Finally, another reason these IPOs may find buyers is that no one seems to care, at least initially, about the loss of control and accountability the LP form represents. If this were true, it would fit with an established body of academic work noting that investors seem to accept, at the IPO stage, governance features such as classified boards that they widely oppose as value-destroying when they are given the opportunity to vote on them later on. While this seems puzzling, we think the contradiction may disappear when one realizes that the "investors" who fail to discount IPOs with bad governance are not the same as the "investors" who vote against poor governance features. In our experience, the employees at an investment manager or mutual fund company who make buy and sell decisions are very often different from the employees who make decisions about proxy voting and corporate governance engagement (indeed, in some cases, the two are separated by a firewall). If governance data are often not thoroughly considered or understood by investment personnel, it would make sense that governance features are not fully reflected in IPO prices. If this information later is recognized by the market, however, the value of the investment could decline.

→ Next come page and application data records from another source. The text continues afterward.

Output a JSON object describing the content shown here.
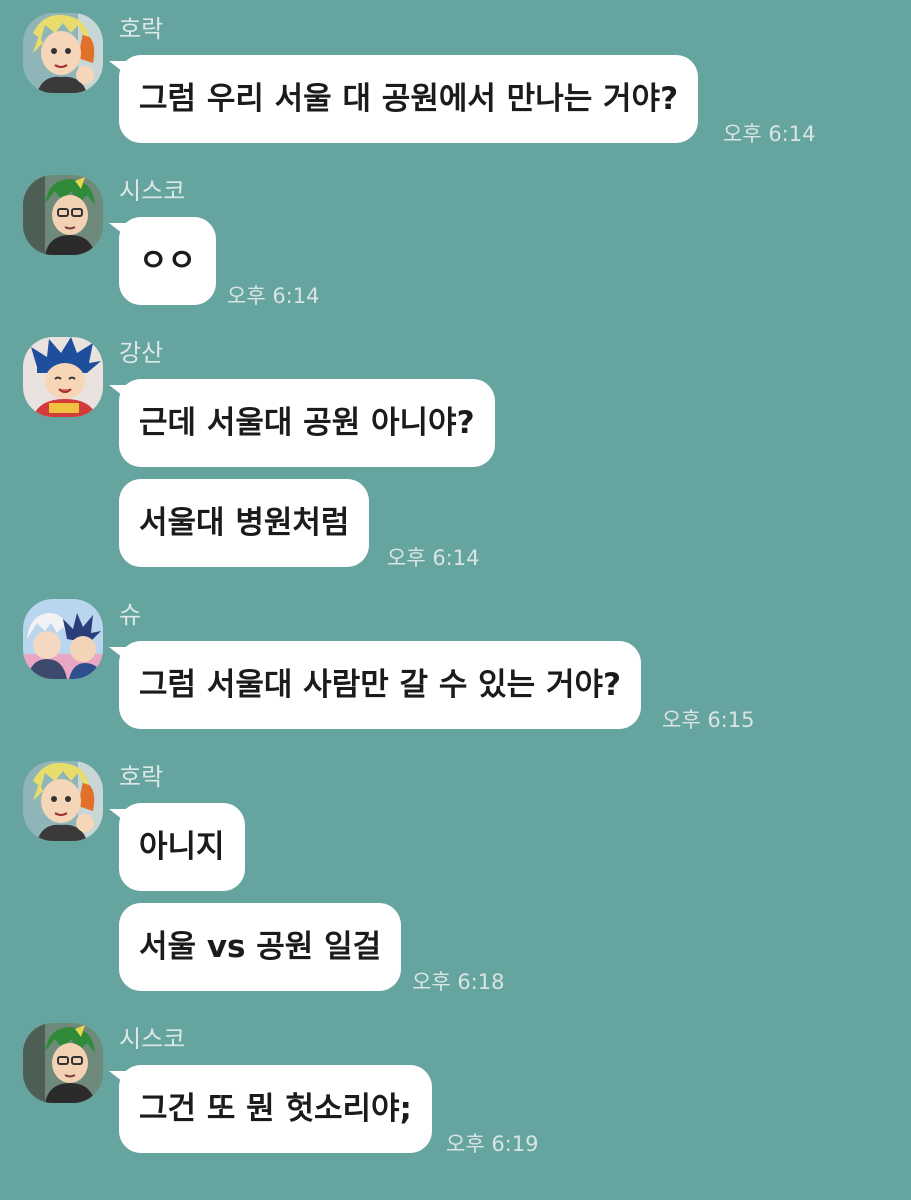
{
  "messages": [
    {
      "sender": "호락",
      "avatar_icon": "horak-avatar-icon",
      "bubbles": [
        "그럼 우리 서울 대 공원에서 만나는 거야?"
      ],
      "time": "오후 6:14"
    },
    {
      "sender": "시스코",
      "avatar_icon": "sisco-avatar-icon",
      "bubbles": [
        "ㅇㅇ"
      ],
      "time": "오후 6:14"
    },
    {
      "sender": "강산",
      "avatar_icon": "gangsan-avatar-icon",
      "bubbles": [
        "근데 서울대 공원 아니야?",
        "서울대 병원처럼"
      ],
      "time": "오후 6:14"
    },
    {
      "sender": "슈",
      "avatar_icon": "shu-avatar-icon",
      "bubbles": [
        "그럼 서울대 사람만 갈 수 있는 거야?"
      ],
      "time": "오후 6:15"
    },
    {
      "sender": "호락",
      "avatar_icon": "horak-avatar-icon",
      "bubbles": [
        "아니지",
        "서울 vs 공원 일걸"
      ],
      "time": "오후 6:18"
    },
    {
      "sender": "시스코",
      "avatar_icon": "sisco-avatar-icon",
      "bubbles": [
        "그건 또 뭔 헛소리야;"
      ],
      "time": "오후 6:19"
    }
  ],
  "colors": {
    "background": "#66a49f",
    "bubble": "#ffffff",
    "text": "#1b1b1b",
    "meta_text": "#d9e5e3"
  }
}
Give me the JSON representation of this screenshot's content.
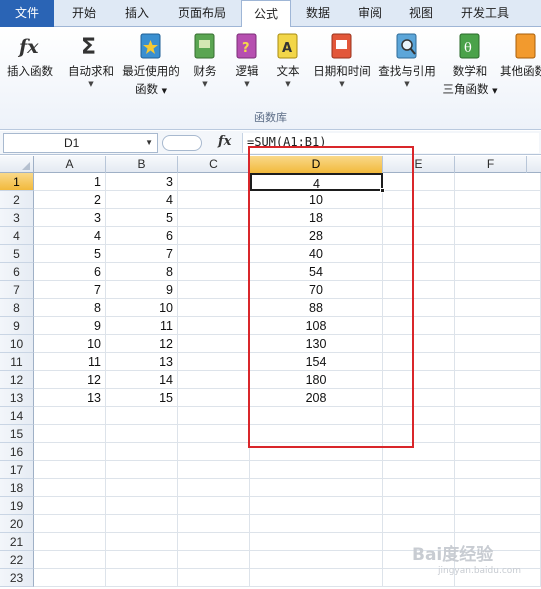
{
  "tabs": [
    {
      "label": "文件"
    },
    {
      "label": "开始"
    },
    {
      "label": "插入"
    },
    {
      "label": "页面布局"
    },
    {
      "label": "公式"
    },
    {
      "label": "数据"
    },
    {
      "label": "审阅"
    },
    {
      "label": "视图"
    },
    {
      "label": "开发工具"
    }
  ],
  "ribbon": {
    "group_label": "函数库",
    "buttons": [
      {
        "label": "插入函数",
        "label2": "",
        "icon": "fx-icon"
      },
      {
        "label": "自动求和",
        "label2": "",
        "icon": "sigma-icon"
      },
      {
        "label": "最近使用的",
        "label2": "函数",
        "icon": "recent-functions-book-icon"
      },
      {
        "label": "财务",
        "label2": "",
        "icon": "financial-book-icon"
      },
      {
        "label": "逻辑",
        "label2": "",
        "icon": "logical-book-icon"
      },
      {
        "label": "文本",
        "label2": "",
        "icon": "text-book-icon"
      },
      {
        "label": "日期和时间",
        "label2": "",
        "icon": "date-time-book-icon"
      },
      {
        "label": "查找与引用",
        "label2": "",
        "icon": "lookup-book-icon"
      },
      {
        "label": "数学和",
        "label2": "三角函数",
        "icon": "math-trig-book-icon"
      },
      {
        "label": "其他函数",
        "label2": "",
        "icon": "more-functions-book-icon"
      }
    ]
  },
  "formula_bar": {
    "name_box": "D1",
    "fx_symbol": "fx",
    "formula": "=SUM(A1:B1)"
  },
  "columns": [
    "A",
    "B",
    "C",
    "D",
    "E",
    "F"
  ],
  "selected_cell": "D1",
  "rows": [
    {
      "n": "1",
      "a": "1",
      "b": "3",
      "d": "4"
    },
    {
      "n": "2",
      "a": "2",
      "b": "4",
      "d": "10"
    },
    {
      "n": "3",
      "a": "3",
      "b": "5",
      "d": "18"
    },
    {
      "n": "4",
      "a": "4",
      "b": "6",
      "d": "28"
    },
    {
      "n": "5",
      "a": "5",
      "b": "7",
      "d": "40"
    },
    {
      "n": "6",
      "a": "6",
      "b": "8",
      "d": "54"
    },
    {
      "n": "7",
      "a": "7",
      "b": "9",
      "d": "70"
    },
    {
      "n": "8",
      "a": "8",
      "b": "10",
      "d": "88"
    },
    {
      "n": "9",
      "a": "9",
      "b": "11",
      "d": "108"
    },
    {
      "n": "10",
      "a": "10",
      "b": "12",
      "d": "130"
    },
    {
      "n": "11",
      "a": "11",
      "b": "13",
      "d": "154"
    },
    {
      "n": "12",
      "a": "12",
      "b": "14",
      "d": "180"
    },
    {
      "n": "13",
      "a": "13",
      "b": "15",
      "d": "208"
    },
    {
      "n": "14",
      "a": "",
      "b": "",
      "d": ""
    },
    {
      "n": "15",
      "a": "",
      "b": "",
      "d": ""
    },
    {
      "n": "16",
      "a": "",
      "b": "",
      "d": ""
    },
    {
      "n": "17",
      "a": "",
      "b": "",
      "d": ""
    },
    {
      "n": "18",
      "a": "",
      "b": "",
      "d": ""
    },
    {
      "n": "19",
      "a": "",
      "b": "",
      "d": ""
    },
    {
      "n": "20",
      "a": "",
      "b": "",
      "d": ""
    },
    {
      "n": "21",
      "a": "",
      "b": "",
      "d": ""
    },
    {
      "n": "22",
      "a": "",
      "b": "",
      "d": ""
    },
    {
      "n": "23",
      "a": "",
      "b": "",
      "d": ""
    }
  ],
  "highlight_color": "#d9262a",
  "watermark": {
    "text": "Bai度经验",
    "sub": "jingyan.baidu.com"
  }
}
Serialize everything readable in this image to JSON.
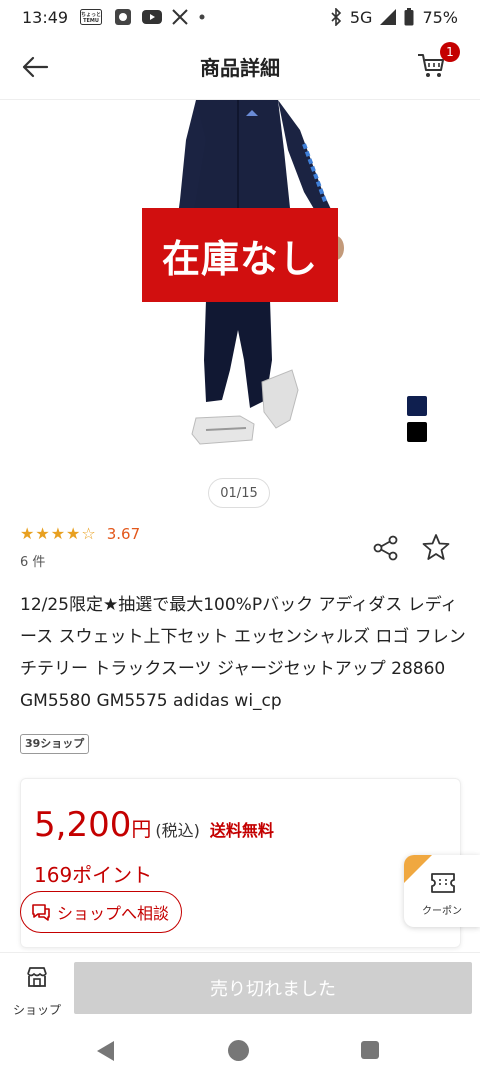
{
  "status_bar": {
    "time": "13:49",
    "temu_label": "ちょっと\nTEMU",
    "network": "5G",
    "battery": "75%"
  },
  "header": {
    "title": "商品詳細",
    "cart_count": "1"
  },
  "product_image": {
    "overlay_text": "在庫なし",
    "color_swatches": [
      "#0f1f4f",
      "#000000"
    ],
    "page_indicator": "01/15"
  },
  "rating": {
    "stars": "★★★★☆",
    "value": "3.67",
    "review_count": "6 件"
  },
  "product": {
    "title": "12/25限定★抽選で最大100%Pバック アディダス レディース スウェット上下セット エッセンシャルズ ロゴ フレンチテリー トラックスーツ ジャージセットアップ 28860 GM5580 GM5575 adidas wi_cp",
    "shop_badge": "39ショップ"
  },
  "price": {
    "amount": "5,200",
    "yen": "円",
    "tax_label": "(税込)",
    "shipping": "送料無料",
    "points": "169ポイント",
    "consult_label": "ショップへ相談"
  },
  "coupon": {
    "label": "クーポン"
  },
  "bottom_bar": {
    "shop_label": "ショップ",
    "soldout_label": "売り切れました"
  },
  "colors": {
    "accent": "#c40000",
    "overlay_red": "#d10f0f",
    "star": "#e8a020"
  }
}
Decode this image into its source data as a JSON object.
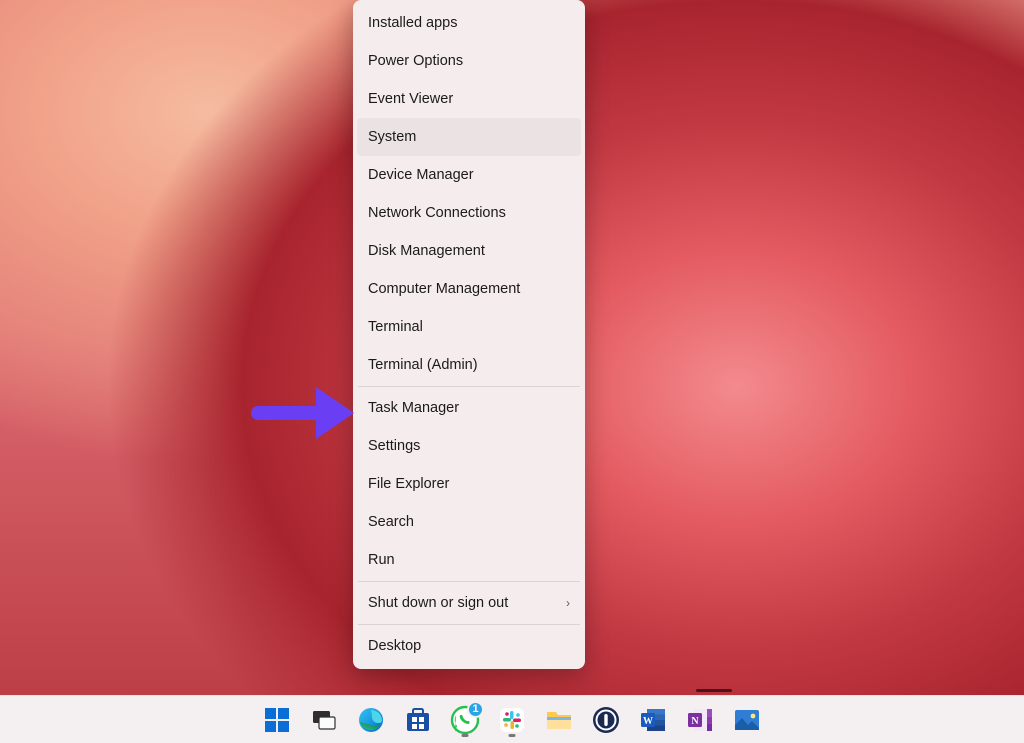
{
  "context_menu": {
    "items": [
      {
        "label": "Installed apps",
        "hovered": false,
        "sep": false,
        "sub": false
      },
      {
        "label": "Power Options",
        "hovered": false,
        "sep": false,
        "sub": false
      },
      {
        "label": "Event Viewer",
        "hovered": false,
        "sep": false,
        "sub": false
      },
      {
        "label": "System",
        "hovered": true,
        "sep": false,
        "sub": false
      },
      {
        "label": "Device Manager",
        "hovered": false,
        "sep": false,
        "sub": false
      },
      {
        "label": "Network Connections",
        "hovered": false,
        "sep": false,
        "sub": false
      },
      {
        "label": "Disk Management",
        "hovered": false,
        "sep": false,
        "sub": false
      },
      {
        "label": "Computer Management",
        "hovered": false,
        "sep": false,
        "sub": false
      },
      {
        "label": "Terminal",
        "hovered": false,
        "sep": false,
        "sub": false
      },
      {
        "label": "Terminal (Admin)",
        "hovered": false,
        "sep": true,
        "sub": false
      },
      {
        "label": "Task Manager",
        "hovered": false,
        "sep": false,
        "sub": false
      },
      {
        "label": "Settings",
        "hovered": false,
        "sep": false,
        "sub": false
      },
      {
        "label": "File Explorer",
        "hovered": false,
        "sep": false,
        "sub": false
      },
      {
        "label": "Search",
        "hovered": false,
        "sep": false,
        "sub": false
      },
      {
        "label": "Run",
        "hovered": false,
        "sep": true,
        "sub": false
      },
      {
        "label": "Shut down or sign out",
        "hovered": false,
        "sep": true,
        "sub": true
      },
      {
        "label": "Desktop",
        "hovered": false,
        "sep": false,
        "sub": false
      }
    ]
  },
  "annotation": {
    "target": "Task Manager"
  },
  "taskbar": {
    "badge_count": "1",
    "icons": [
      {
        "name": "start",
        "pill": false
      },
      {
        "name": "task-view",
        "pill": false
      },
      {
        "name": "edge",
        "pill": false
      },
      {
        "name": "microsoft-store",
        "pill": false
      },
      {
        "name": "whatsapp",
        "pill": true,
        "badge": true
      },
      {
        "name": "slack",
        "pill": true
      },
      {
        "name": "file-explorer",
        "pill": false
      },
      {
        "name": "1password",
        "pill": false
      },
      {
        "name": "word",
        "pill": false
      },
      {
        "name": "onenote",
        "pill": false
      },
      {
        "name": "pictures",
        "pill": false
      }
    ]
  }
}
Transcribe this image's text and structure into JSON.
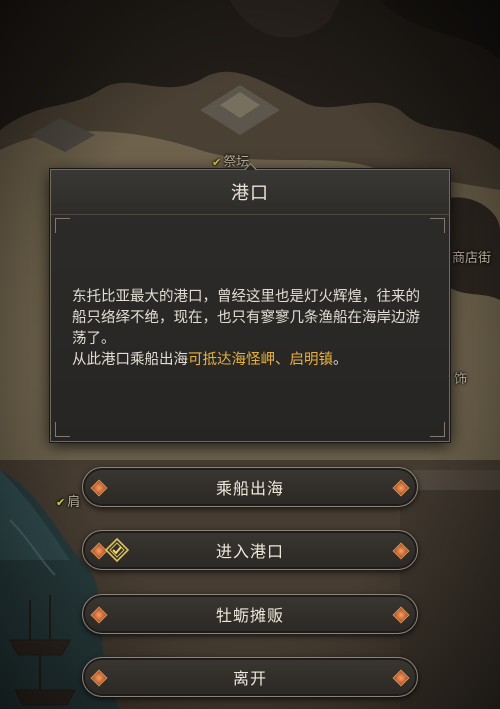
{
  "map": {
    "labels": [
      {
        "id": "altar",
        "text": "祭坛",
        "checked": true
      },
      {
        "id": "shop_street",
        "text": "商店街",
        "checked": false
      },
      {
        "id": "partial_right",
        "text": "饰",
        "checked": false
      },
      {
        "id": "partial_left",
        "text": "肩",
        "checked": true
      }
    ]
  },
  "dialog": {
    "title": "港口",
    "description": "东托比亚最大的港口，曾经这里也是灯火辉煌，往来的船只络绎不绝，现在，也只有寥寥几条渔船在海岸边游荡了。",
    "route_prefix": "从此港口乘船出海",
    "route_destinations": "可抵达海怪岬、启明镇",
    "route_suffix": "。"
  },
  "actions": [
    {
      "id": "sail",
      "label": "乘船出海",
      "icon": null
    },
    {
      "id": "enter_port",
      "label": "进入港口",
      "icon": "quest-marker-icon"
    },
    {
      "id": "oyster_stall",
      "label": "牡蛎摊贩",
      "icon": null
    },
    {
      "id": "leave",
      "label": "离开",
      "icon": null
    }
  ],
  "colors": {
    "highlight": "#e8b23a",
    "text": "#e2ddd3",
    "gem": "#e0733a"
  }
}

Financial Innovation Alert
There are also other reasons to be cautious about the recent raft of LP IPOs. One is that, in many cases, the companies choosing to make their public-market debut in this form operate in businesses that are by their nature complex and opaque. Carlyle's business of alternative asset management is one example. As Carlyle states in its registration statement, "There are often no readily ascertainable market prices for a substantial majority of illiquid investments of our investment funds. . . . [Valuation methodologies for these assets] involve a significant degree of management judgment." Investors should be cautious, we think, about investing in a difficult-to-understand business in which management has a great deal of discretion and in which accountability to investors is lacking.
Yet another red flag, in our view, is the fact that a number of the companies that have gone public as LPs in recent years have been assisted by the same corporate services firms,who seem to be seizing upon this as a profitable niche. (For example, law firm Simpson Thacher and Bartlett has worked on the IPOs of Blackstone, KKR, and Carlyle.)While we're all for creativity and profit-making, we note that in several cases in recent history, when a small group of highly-paid professionals developed a new financial vehicle and benefited handsomely from it, the investing public later wound up paying the price. (Think of the credit-default swap or the collateralized debt obligation - both of which, remember, were supposed to be good for investors.) To be sure, there is no evidence that LPs are a ticking time bomb of that scale, but there is certainly enough evidence to advise: "buyer beware."